* _Work required_
Your answer should hold all lines of the entries that include the word "this".

►

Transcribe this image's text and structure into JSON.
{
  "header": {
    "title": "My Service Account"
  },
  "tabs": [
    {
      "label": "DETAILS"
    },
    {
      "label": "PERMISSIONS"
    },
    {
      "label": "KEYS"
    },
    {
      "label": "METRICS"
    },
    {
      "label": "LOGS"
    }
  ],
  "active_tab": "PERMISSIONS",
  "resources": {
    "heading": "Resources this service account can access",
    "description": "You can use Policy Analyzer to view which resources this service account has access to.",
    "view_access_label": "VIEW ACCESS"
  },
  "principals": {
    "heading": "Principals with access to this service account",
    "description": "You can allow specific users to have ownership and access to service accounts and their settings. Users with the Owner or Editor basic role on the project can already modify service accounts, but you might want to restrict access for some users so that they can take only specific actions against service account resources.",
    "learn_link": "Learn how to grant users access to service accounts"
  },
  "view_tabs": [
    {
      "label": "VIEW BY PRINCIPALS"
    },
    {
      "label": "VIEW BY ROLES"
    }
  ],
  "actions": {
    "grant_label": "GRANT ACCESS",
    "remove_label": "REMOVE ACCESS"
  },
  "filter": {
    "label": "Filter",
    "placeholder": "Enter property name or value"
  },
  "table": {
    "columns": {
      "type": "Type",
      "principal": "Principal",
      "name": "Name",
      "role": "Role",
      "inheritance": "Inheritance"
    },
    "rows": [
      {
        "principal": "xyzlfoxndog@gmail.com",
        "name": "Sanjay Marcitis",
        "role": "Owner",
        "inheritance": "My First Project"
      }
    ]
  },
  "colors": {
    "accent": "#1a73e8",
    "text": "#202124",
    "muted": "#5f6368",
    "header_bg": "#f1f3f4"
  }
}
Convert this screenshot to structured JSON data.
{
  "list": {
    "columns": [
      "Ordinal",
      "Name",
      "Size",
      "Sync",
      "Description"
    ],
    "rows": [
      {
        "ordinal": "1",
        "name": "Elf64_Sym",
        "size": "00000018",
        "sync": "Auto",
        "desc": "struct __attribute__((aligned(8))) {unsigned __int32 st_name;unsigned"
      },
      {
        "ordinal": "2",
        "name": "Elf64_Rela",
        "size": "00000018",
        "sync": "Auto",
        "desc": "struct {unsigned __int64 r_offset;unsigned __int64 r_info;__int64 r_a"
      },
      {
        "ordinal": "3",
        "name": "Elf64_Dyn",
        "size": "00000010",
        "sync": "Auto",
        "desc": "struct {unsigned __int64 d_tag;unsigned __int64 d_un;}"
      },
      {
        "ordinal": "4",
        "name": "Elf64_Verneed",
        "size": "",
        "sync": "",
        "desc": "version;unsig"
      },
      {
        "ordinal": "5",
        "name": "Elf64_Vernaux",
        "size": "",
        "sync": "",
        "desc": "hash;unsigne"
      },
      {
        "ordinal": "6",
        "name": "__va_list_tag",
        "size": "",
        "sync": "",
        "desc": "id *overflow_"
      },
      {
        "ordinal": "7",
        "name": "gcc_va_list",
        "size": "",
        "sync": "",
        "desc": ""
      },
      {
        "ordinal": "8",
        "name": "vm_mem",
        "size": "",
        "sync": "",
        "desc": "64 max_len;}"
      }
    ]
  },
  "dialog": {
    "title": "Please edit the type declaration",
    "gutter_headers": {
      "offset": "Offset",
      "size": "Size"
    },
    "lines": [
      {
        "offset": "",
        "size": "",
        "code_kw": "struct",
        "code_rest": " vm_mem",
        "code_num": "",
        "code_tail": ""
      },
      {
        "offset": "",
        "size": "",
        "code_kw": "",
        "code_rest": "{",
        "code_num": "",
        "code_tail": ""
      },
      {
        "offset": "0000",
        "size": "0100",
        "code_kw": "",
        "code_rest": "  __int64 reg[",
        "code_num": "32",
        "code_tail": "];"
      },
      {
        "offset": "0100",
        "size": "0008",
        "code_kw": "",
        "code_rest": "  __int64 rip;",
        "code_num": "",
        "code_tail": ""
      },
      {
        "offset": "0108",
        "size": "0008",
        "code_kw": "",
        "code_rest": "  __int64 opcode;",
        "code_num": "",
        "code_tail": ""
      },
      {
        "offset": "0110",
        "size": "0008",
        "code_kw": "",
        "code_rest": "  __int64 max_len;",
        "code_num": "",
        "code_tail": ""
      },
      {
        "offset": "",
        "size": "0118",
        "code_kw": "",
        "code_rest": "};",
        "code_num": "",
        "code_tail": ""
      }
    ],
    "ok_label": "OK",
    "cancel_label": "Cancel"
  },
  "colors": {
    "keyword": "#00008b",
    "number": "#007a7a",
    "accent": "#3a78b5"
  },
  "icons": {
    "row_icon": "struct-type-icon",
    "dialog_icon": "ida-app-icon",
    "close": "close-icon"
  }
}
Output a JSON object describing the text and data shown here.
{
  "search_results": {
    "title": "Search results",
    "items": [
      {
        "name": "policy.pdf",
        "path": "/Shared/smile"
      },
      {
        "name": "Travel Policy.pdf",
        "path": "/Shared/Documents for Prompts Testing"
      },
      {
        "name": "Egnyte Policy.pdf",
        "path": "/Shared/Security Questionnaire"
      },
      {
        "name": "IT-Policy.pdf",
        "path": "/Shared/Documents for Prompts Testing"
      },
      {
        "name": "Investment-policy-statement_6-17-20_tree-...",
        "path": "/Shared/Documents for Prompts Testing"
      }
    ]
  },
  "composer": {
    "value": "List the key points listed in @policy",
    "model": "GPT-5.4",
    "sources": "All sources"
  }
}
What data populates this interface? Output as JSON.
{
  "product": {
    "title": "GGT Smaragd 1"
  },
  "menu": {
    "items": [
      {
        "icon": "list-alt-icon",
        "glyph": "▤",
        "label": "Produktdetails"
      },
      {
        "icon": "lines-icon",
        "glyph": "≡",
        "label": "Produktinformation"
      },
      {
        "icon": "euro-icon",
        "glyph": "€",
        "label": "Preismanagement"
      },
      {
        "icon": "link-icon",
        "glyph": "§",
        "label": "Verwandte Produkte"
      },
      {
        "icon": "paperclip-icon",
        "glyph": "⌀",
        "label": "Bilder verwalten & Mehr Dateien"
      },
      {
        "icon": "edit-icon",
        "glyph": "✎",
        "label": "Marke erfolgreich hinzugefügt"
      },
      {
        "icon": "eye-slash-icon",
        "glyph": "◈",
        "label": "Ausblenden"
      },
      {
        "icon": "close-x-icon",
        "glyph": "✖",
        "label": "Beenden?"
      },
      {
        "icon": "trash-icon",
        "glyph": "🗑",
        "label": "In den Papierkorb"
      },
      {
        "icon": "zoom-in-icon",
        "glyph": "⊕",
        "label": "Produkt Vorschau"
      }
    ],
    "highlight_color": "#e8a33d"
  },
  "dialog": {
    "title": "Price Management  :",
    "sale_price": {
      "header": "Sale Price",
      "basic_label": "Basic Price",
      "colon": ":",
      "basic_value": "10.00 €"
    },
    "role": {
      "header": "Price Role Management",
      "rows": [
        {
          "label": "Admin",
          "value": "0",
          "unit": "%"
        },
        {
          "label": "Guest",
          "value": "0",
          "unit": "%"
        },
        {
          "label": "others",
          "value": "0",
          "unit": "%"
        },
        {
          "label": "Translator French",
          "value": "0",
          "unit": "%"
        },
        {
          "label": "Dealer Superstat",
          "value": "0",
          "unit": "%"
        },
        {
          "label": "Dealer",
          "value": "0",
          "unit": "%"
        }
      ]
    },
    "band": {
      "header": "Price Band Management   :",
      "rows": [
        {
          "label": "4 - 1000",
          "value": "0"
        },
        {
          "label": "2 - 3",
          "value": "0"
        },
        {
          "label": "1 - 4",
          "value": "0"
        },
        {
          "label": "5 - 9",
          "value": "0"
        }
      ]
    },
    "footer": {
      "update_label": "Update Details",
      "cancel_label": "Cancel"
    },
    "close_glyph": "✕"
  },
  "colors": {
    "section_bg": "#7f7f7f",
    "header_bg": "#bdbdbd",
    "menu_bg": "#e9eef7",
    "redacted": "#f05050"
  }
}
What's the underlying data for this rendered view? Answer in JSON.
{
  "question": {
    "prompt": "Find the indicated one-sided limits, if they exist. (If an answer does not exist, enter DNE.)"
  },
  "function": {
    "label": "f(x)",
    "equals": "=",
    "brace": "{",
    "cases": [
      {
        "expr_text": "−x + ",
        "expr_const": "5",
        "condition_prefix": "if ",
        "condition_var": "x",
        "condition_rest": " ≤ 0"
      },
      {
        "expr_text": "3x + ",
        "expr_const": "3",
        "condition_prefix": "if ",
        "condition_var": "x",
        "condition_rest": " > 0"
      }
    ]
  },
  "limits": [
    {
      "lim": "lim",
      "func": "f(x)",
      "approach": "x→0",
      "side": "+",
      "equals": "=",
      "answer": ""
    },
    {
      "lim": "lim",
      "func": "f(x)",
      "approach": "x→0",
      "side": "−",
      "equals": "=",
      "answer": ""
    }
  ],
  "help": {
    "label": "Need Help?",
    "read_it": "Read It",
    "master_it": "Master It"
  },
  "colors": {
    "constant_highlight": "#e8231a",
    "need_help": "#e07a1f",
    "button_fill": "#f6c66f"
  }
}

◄

* _Written reply_
Transcribe this image's text and structure into JSON.
    "heading": "Resources this service account can access",
    "description": "You can use Policy Analyzer to view which resources this service account has access to.",
    "heading": "Principals with access to this service account",
Convert this screenshot to structured JSON data.
What data populates this interface? Output as JSON.
What's the underlying data for this rendered view? Answer in JSON.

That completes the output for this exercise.